[Page and application data records]
□ □ □ □ □ □ □

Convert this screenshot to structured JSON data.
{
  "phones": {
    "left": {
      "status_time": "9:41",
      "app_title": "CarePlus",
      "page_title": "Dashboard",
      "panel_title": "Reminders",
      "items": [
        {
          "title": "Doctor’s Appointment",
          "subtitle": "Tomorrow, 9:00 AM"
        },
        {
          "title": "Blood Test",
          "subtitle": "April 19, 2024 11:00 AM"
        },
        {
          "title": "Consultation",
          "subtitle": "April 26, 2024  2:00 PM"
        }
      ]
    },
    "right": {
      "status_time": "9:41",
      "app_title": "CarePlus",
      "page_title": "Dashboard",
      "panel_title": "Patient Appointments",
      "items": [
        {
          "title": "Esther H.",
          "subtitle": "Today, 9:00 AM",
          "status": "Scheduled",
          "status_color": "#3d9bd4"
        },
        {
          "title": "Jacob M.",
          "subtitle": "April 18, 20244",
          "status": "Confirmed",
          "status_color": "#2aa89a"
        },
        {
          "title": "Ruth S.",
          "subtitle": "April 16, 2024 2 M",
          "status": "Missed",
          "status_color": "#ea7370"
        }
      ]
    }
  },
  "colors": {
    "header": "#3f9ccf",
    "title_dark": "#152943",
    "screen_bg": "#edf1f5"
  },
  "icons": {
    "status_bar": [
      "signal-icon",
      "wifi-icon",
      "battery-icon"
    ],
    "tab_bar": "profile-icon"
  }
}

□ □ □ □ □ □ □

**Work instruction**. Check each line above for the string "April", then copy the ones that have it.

**Written response**.
          "subtitle": "April 19, 2024 11:00 AM"
          "subtitle": "April 26, 2024  2:00 PM"
          "subtitle": "April 18, 20244",
          "subtitle": "April 16, 2024 2 M",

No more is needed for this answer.